* _Instructions for the task_
What lines in the records below hold the string "wydruku"? Please show them.

(Dataset rows for apps and sites)
***

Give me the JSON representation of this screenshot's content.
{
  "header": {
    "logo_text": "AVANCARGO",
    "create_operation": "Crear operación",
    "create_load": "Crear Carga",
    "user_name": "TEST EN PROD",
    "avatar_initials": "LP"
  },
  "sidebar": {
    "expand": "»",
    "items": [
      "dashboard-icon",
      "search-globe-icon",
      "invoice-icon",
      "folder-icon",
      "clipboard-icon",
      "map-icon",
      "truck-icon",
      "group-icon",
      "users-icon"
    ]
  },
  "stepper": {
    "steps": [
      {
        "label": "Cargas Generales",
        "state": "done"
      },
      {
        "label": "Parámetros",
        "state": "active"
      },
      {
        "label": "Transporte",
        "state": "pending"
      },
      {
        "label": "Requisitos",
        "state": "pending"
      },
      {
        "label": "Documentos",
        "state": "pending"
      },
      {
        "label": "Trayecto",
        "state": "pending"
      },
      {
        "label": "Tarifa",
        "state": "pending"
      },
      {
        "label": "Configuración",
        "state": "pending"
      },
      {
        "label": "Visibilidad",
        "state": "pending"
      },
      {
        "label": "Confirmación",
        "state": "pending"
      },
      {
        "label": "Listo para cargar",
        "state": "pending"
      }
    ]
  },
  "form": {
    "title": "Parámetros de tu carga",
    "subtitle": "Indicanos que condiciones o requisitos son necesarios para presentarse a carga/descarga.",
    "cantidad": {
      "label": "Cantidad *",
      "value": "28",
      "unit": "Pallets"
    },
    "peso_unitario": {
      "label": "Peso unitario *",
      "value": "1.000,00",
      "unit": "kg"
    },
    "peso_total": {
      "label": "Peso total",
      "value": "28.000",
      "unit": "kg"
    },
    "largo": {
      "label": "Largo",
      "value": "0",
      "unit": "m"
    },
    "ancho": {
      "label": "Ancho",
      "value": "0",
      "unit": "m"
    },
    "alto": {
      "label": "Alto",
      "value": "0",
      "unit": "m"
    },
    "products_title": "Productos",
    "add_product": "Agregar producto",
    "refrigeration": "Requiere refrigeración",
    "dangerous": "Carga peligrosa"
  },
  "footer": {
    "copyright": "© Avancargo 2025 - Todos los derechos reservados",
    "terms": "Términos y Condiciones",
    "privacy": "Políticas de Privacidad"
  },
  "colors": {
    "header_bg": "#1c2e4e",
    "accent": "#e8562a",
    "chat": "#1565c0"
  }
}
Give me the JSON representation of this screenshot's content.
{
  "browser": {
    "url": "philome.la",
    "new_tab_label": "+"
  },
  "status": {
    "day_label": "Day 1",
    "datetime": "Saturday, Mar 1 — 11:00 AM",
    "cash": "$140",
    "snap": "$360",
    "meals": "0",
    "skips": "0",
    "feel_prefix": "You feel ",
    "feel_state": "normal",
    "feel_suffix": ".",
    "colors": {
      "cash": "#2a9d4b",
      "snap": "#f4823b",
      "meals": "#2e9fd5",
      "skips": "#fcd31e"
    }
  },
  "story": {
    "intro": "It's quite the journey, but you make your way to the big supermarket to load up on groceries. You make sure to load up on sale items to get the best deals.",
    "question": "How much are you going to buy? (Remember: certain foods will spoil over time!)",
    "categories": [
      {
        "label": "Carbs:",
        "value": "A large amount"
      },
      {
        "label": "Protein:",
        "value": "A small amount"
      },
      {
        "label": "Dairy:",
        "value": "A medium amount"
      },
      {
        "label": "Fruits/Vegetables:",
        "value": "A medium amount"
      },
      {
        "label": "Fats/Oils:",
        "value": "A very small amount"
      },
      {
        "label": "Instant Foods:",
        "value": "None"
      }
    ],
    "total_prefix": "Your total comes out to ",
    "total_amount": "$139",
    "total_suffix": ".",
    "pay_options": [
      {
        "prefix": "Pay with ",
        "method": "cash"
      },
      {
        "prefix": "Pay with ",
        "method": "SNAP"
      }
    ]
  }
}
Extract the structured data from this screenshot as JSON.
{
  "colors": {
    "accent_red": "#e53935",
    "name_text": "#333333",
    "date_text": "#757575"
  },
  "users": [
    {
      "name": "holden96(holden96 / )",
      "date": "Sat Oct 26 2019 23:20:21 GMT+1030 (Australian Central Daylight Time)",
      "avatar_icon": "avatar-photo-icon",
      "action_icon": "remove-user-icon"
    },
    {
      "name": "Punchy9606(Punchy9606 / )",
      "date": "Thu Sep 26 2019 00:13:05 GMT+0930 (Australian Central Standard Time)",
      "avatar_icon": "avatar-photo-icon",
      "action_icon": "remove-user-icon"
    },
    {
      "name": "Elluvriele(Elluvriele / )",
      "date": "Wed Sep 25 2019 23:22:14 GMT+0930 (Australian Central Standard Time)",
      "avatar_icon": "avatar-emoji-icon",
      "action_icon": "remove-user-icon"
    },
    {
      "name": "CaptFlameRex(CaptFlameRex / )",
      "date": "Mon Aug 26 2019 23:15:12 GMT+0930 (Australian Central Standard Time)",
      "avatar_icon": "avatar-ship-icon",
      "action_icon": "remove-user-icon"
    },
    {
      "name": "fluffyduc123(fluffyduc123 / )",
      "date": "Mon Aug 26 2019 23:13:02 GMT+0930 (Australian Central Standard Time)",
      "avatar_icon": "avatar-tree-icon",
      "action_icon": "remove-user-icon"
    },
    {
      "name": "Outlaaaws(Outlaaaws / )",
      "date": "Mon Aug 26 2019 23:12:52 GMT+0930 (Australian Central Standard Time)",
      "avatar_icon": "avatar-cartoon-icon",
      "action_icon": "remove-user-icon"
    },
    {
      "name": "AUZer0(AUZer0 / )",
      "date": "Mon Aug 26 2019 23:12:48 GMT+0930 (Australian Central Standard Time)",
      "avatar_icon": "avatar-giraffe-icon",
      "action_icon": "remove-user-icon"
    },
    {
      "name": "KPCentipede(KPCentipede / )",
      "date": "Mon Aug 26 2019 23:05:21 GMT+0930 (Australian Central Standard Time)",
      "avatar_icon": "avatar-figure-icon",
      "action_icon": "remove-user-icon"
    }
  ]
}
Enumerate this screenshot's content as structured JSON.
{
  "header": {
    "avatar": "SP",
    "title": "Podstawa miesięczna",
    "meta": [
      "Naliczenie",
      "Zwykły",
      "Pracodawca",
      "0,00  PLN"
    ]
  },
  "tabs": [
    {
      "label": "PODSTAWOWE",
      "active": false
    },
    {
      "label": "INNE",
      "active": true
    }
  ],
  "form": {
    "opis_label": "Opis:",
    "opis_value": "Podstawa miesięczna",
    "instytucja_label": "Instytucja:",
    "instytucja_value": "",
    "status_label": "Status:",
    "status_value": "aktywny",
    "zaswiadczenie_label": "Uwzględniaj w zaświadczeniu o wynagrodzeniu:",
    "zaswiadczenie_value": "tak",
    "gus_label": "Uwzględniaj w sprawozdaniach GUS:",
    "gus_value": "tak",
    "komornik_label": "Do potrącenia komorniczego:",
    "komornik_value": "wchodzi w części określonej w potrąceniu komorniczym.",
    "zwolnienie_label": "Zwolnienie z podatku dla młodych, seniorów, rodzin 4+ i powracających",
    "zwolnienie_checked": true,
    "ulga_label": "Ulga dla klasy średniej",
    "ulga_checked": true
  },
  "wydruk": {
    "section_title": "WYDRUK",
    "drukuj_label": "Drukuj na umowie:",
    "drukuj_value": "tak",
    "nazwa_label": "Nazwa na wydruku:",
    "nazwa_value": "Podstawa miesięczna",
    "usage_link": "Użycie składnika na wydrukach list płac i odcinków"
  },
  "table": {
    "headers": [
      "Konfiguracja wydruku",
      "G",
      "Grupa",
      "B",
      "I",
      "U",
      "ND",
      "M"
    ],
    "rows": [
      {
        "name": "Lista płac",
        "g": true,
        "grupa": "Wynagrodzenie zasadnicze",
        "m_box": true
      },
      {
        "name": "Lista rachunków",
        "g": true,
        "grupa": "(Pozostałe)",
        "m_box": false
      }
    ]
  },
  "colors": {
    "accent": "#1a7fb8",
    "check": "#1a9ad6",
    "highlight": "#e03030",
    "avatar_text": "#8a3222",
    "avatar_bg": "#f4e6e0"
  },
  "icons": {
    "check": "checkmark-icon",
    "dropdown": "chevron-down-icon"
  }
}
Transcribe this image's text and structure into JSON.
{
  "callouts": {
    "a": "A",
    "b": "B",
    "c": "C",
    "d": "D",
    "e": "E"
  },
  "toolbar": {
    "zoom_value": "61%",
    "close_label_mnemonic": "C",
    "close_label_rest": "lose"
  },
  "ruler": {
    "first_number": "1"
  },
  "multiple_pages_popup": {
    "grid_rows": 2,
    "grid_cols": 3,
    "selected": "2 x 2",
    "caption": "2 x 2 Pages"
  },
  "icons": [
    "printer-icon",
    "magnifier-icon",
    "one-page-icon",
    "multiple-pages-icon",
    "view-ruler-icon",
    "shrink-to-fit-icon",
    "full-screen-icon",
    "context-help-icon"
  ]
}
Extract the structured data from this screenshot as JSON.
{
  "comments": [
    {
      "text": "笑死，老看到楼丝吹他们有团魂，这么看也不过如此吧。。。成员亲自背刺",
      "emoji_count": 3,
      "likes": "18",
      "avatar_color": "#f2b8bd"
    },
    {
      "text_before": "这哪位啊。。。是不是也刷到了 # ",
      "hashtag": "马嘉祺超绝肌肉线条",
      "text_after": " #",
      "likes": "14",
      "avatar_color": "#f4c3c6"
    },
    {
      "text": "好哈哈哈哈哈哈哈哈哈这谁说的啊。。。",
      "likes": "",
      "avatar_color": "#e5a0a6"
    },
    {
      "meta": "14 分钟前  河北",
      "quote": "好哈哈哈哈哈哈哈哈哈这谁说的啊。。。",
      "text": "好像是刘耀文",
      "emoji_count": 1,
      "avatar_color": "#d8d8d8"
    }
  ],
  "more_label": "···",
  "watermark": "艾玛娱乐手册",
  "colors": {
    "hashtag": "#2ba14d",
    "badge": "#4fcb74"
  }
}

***

* _Output_
    "nazwa_label": "Nazwa na wydruku:",
      "Konfiguracja wydruku",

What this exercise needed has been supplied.